Jun 30 2009


Beach morning gloryI am one who studied science in college and actually have bachelor’s and masters of sciences degrees. I have never felt that this was a problem with God or my belief in God. I remember a very wonderful biology textbook that rightly, I think, pointed out that science has no part in religion because you cannot prove or disprove God’s existence by science. That is what faith is all about.

The scientific evidence is very clear about climate change. We are altering the course of the planet’s natural systems. I happen to believe that God created those systems and we are rather arrogant to think that we have no responsibility for them. I don’t believe that man is smarter than God and can alter his work without consequences.

I believe all of this goes further. If we believe that God created our world, plants, animals, us, etc., then we honor God by treating his creations with respect. We would arrest and jail someone who defaced the artwork of an artist such as Van Gogh or Michelangelo, yet it seems okay to arbitrarily disrupt and deface God’s artwork, His creation? I don’t get that.

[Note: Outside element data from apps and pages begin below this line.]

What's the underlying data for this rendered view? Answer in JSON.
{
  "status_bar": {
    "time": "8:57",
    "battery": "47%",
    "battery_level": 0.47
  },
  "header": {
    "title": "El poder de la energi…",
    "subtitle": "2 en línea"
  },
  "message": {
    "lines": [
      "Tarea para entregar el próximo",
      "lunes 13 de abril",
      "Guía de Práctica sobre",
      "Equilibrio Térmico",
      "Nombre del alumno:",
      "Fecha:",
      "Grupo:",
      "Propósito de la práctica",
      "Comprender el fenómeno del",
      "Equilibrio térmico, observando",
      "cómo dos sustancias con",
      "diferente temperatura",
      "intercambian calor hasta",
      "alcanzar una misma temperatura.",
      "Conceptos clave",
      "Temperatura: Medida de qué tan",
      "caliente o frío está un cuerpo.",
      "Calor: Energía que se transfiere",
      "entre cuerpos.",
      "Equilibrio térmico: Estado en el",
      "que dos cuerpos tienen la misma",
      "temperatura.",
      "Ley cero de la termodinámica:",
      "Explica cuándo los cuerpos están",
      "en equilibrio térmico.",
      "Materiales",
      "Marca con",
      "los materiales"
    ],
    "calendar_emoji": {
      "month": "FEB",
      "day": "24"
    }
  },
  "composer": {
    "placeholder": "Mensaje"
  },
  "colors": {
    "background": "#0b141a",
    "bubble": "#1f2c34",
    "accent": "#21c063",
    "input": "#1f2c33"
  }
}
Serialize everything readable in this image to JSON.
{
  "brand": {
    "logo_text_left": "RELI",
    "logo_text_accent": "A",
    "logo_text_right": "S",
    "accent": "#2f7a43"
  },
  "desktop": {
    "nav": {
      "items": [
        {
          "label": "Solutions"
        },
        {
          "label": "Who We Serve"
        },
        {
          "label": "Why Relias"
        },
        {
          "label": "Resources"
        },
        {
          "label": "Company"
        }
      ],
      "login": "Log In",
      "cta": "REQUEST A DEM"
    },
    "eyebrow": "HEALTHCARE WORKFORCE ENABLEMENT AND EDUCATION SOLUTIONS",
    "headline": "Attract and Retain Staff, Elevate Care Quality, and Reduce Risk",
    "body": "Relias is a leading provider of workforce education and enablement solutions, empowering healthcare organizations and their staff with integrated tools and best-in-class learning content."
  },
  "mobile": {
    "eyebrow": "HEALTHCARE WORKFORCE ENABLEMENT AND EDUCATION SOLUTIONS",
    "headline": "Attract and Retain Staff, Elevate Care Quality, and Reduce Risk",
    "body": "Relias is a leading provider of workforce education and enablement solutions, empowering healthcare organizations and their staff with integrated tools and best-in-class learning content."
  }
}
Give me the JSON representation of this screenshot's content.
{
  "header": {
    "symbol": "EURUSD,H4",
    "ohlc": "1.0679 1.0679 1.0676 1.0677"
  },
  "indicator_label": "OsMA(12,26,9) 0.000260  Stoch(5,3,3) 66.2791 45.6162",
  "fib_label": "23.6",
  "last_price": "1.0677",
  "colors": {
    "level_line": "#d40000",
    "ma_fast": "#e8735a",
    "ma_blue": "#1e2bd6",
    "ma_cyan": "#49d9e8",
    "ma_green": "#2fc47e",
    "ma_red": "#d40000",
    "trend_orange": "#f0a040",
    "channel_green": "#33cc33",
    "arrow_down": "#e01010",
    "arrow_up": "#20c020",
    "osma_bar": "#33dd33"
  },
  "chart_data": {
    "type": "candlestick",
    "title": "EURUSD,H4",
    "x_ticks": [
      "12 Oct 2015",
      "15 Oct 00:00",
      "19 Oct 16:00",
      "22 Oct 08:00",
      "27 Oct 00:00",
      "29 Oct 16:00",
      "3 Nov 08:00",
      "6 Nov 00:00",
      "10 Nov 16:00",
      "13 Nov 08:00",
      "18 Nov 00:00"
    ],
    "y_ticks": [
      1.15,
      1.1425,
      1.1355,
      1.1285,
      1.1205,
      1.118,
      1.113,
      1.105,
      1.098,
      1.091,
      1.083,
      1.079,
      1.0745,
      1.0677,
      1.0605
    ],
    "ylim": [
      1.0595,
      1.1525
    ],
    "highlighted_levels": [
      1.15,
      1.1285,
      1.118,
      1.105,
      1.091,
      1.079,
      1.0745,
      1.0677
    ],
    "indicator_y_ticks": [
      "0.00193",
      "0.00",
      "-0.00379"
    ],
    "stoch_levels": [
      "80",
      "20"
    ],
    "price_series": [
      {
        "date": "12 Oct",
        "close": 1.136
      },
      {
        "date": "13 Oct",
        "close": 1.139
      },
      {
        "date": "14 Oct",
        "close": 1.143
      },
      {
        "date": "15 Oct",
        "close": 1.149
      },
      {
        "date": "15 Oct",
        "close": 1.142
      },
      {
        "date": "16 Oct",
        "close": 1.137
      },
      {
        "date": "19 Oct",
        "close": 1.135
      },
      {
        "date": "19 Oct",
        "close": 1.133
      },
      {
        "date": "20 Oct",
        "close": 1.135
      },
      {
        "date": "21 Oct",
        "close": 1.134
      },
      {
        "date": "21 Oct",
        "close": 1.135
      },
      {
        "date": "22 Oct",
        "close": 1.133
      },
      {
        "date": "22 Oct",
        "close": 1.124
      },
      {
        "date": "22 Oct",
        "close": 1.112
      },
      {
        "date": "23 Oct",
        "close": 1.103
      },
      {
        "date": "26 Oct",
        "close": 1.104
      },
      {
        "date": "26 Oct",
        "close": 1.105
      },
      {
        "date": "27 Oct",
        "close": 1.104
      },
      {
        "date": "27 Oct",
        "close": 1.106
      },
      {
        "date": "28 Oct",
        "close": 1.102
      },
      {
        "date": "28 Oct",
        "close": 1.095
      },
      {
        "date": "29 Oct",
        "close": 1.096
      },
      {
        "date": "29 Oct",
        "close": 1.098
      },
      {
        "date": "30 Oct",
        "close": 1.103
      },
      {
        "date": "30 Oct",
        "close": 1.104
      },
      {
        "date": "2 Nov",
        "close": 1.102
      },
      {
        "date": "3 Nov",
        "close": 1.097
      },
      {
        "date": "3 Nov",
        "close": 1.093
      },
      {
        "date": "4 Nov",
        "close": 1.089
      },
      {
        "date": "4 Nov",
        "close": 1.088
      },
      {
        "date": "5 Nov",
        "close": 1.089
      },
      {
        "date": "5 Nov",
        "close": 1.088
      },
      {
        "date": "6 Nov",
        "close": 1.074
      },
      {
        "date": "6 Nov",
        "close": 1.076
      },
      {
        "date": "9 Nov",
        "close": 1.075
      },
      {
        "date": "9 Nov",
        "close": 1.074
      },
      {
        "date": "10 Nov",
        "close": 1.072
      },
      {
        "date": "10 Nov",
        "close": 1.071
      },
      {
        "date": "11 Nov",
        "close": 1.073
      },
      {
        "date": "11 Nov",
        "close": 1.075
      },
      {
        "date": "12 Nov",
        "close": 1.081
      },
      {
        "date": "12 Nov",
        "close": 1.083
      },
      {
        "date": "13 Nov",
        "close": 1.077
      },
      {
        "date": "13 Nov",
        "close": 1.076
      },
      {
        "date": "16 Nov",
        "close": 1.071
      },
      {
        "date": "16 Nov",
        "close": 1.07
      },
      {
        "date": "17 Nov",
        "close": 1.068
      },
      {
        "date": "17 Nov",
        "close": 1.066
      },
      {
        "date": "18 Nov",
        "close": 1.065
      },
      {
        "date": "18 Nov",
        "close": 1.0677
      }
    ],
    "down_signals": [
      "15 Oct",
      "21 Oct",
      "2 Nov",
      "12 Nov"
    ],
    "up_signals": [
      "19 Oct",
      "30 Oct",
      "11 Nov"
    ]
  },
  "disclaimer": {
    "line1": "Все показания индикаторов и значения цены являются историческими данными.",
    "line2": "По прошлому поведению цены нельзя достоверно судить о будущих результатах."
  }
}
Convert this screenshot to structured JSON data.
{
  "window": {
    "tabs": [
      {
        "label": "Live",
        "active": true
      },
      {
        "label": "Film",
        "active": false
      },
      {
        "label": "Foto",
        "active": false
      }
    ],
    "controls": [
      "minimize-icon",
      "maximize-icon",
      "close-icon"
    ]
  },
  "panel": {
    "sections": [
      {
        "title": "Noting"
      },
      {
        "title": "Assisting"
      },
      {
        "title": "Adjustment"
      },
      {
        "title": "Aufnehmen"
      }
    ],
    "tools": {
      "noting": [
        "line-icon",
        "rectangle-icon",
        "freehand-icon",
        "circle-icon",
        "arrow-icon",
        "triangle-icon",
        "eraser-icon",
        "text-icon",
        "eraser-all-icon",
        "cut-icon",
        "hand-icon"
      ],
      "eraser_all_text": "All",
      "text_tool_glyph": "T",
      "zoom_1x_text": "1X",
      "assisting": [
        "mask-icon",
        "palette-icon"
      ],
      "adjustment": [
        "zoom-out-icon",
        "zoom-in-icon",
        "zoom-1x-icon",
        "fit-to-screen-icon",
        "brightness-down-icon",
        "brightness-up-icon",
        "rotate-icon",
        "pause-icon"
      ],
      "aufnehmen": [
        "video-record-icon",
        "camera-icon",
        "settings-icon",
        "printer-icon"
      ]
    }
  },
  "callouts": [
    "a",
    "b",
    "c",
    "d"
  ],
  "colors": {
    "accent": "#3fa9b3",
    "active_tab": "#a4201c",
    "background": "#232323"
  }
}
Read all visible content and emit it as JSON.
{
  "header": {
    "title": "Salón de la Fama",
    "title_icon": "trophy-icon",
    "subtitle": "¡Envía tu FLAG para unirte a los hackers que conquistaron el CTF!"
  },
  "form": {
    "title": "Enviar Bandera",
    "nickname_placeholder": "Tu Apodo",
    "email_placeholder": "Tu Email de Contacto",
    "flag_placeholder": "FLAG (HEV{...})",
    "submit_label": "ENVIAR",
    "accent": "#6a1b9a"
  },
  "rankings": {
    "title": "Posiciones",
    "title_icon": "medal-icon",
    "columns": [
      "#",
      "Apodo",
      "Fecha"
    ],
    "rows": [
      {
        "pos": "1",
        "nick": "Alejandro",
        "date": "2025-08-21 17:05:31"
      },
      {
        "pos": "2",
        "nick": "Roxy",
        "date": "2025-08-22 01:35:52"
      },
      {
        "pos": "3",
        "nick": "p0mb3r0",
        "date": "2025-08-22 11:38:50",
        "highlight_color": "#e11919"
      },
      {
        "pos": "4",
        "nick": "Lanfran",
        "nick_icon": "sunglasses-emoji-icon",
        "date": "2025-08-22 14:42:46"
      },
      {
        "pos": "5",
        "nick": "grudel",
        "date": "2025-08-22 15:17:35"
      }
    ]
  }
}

These thoughts were all brought on by something I found very disturbing about some extreme conservative Christians and climate change, http://blogs.reuters.com/faithworld/2009/06/29/us-conservative-christians-sound-cap-and-trade-alarms. Now I do think we have to be concerned about dollars and how people are affected. But to claim climate change isn’t possible because it isn’t Biblical is one of the strangest interpretations of the Bible I have seen. The idea promoted is that the Bible says God created the world and said it was good, so therefore, global warming is impossible because that would not be good. That has to be one of the most absurd things I have heard, and a mangling of the Bible. If we destroy an artist’s work, it is evidently okay to do this because when the artist created it, it was good! God created beautiful forests and sometimes we have destroyed them, but by this line of thinking, that is not true, evidently, because the forests were good first because God made them long ago, therefore we cannot make them bad.

In Genesis 2:15, it says, “The Lord God took the man and put him in the Garden of Eden to work it and take care of it.”  Taking care of God’s creation implies responsibility. I think that as a nature photographer, I have the chance to praise God through sharing a vision about his creation, but I also have a responsibility to take care of it.

–Rob Sheppard